With September’s arrival spelling summer’s end, it is a good time to reflect on the “summer of personalized packaging” in the soft drink industry. Coca-Cola came out with the third generation of their “Share a Coke” campaign, integrating song lyrics on the packaging and a Spotify partnership to offer free music. Pepsi extended last year’s “Say It With Pepsi” emoji campaign, replacing their logo with emojis and giving away an emoji keyboard. South of the border, Dr Pepper introduced customized labeling for their “Pick Your Pepper” campaign, switching out their trademark logo with print designs and a chance to win the design print on a t-shirt. The landscape is saturated with so much personalized packaging, that consumers may actually start to tune it out because it’s no longer special. Will personalized packaging return next summer, and how will it look?
Regardless of packaging type, the insight that led to all these customized labels are one and the same. Consumers want brands that talk to them on an intimate and individual level. Each brand localized this truism and the output became the programs that you now see. Coca-Cola’s localization touted individuality as consumers found their own names printed on Coke bottles. Pepsi’s translation used emojis to channel how consumers felt about their own moods or moments. Dr Pepper’s version yielded a print pattern that expressed the consumers’ own identity and a chance to extend this expression to apparel.
Now that consumers have seen three straight summers of “unique” soft drink labeling, it might be time to consider changing it up. The packaging tactic quickly becomes stale with “me too” and “me three” types of execution entering the market.

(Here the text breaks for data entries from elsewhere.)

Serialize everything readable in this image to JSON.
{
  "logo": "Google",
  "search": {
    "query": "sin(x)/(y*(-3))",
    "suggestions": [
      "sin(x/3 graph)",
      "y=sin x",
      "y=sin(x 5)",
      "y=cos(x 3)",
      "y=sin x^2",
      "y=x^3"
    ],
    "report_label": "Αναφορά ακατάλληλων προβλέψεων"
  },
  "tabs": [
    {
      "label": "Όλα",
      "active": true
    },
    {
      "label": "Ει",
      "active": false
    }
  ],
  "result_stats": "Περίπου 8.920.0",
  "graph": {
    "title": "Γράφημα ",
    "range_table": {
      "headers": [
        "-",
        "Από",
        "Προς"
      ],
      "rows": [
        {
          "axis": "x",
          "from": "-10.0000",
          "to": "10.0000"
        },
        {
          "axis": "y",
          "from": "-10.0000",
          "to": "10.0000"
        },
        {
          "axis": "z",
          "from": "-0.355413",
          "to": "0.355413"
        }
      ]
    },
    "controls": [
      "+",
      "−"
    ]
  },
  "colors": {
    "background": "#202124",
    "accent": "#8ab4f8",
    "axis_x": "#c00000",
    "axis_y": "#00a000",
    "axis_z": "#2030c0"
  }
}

Consumer fatigue sets in and they start ignoring the personalization that the brand wanted them to see. There is so much custom packaging to choose from, that consumers revert to basic desires of quenching their thirst. It’s no longer special. The shelf and coolers are cluttered. Each brand must continually create excitement to capture consumer attention. And just as the brands share the same packaging tactic, they share the same tactic to re-create excitement: nostalgia. Coca-Cola brought back Cherry Coke last year, and this year they added Vanilla Coke. Pepsi re-introduced Crystal Pepsi with this year’s Say It With Pepsi campaign.
With summer 2017 still so far away, there is plenty of time for brands to reconsider their options. It’s true that consumers want brands to talk to them individually, but if everyone does the same thing talking to this consumer, there’s nothing intimate about it. And there’s certainly nothing special about it anymore. The insight is still relevant, but the tactic is not.